*** RECORD EXCERPTS Section Begins ***
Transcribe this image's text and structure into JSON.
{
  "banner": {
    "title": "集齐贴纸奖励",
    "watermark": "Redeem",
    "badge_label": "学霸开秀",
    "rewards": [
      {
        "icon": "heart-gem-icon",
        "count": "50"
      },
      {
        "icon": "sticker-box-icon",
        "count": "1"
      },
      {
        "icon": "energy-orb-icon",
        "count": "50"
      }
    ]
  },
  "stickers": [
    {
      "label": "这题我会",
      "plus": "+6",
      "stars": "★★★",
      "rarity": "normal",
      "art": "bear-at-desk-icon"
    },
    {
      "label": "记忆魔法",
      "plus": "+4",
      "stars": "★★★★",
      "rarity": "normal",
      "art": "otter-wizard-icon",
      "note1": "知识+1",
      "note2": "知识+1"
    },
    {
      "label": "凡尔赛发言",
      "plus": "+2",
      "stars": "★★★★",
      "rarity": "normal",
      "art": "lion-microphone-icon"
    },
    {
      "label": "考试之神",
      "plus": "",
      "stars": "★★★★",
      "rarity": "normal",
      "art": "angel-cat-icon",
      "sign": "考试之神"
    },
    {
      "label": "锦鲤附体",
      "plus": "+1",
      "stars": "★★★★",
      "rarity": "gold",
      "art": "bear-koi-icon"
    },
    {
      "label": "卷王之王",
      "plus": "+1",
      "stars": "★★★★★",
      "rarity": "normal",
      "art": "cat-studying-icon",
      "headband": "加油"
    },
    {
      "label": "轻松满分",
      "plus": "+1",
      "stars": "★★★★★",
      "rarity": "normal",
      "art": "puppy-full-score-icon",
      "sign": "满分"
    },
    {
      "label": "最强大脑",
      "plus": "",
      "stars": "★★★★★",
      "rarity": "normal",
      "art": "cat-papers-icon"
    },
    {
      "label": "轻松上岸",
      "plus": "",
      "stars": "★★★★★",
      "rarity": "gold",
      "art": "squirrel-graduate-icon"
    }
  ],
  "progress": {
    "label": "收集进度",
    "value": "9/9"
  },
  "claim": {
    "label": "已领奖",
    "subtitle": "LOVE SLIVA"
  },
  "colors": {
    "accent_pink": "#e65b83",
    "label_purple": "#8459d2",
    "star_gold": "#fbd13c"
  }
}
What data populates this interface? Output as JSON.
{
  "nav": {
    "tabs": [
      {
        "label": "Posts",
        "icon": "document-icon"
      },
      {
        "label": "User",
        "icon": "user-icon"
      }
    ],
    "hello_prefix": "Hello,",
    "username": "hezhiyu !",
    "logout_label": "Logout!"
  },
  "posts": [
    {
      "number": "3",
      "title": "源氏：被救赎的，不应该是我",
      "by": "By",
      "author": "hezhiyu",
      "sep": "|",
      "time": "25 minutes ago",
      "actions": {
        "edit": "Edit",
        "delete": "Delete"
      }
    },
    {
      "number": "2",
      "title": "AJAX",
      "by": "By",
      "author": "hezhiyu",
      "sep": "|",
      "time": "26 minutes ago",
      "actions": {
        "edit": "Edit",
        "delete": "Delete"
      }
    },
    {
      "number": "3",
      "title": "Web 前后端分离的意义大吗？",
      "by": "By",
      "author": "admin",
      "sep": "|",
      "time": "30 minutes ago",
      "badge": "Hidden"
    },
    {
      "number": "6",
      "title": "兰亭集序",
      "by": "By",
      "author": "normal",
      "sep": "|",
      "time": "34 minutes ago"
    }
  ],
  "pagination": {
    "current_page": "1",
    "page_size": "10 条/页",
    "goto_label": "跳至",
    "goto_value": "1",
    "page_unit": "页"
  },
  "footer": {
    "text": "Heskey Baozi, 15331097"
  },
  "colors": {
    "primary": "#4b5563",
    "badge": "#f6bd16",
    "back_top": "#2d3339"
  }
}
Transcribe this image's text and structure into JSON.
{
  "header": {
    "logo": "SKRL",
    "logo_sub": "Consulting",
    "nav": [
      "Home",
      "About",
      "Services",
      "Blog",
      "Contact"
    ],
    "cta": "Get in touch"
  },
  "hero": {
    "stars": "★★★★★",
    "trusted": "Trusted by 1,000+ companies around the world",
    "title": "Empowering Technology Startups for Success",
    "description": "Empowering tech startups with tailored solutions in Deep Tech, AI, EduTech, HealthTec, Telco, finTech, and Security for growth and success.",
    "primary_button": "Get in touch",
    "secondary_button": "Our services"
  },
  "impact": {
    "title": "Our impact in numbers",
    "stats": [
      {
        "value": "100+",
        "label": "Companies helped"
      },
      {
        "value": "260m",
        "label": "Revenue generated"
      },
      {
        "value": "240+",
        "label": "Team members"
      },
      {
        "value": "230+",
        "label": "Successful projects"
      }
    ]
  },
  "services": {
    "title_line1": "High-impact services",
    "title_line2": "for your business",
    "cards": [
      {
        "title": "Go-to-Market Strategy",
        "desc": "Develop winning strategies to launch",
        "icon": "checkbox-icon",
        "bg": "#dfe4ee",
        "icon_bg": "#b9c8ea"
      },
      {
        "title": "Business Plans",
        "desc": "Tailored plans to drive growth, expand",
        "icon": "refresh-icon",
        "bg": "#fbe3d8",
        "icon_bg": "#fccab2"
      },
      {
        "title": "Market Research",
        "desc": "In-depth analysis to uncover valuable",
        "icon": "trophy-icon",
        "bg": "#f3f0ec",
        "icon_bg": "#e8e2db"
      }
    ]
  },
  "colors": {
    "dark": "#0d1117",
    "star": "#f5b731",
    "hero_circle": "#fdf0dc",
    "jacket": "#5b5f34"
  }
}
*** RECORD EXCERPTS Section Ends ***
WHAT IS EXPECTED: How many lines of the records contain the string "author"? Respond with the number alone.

YOUR SOLUTION: 4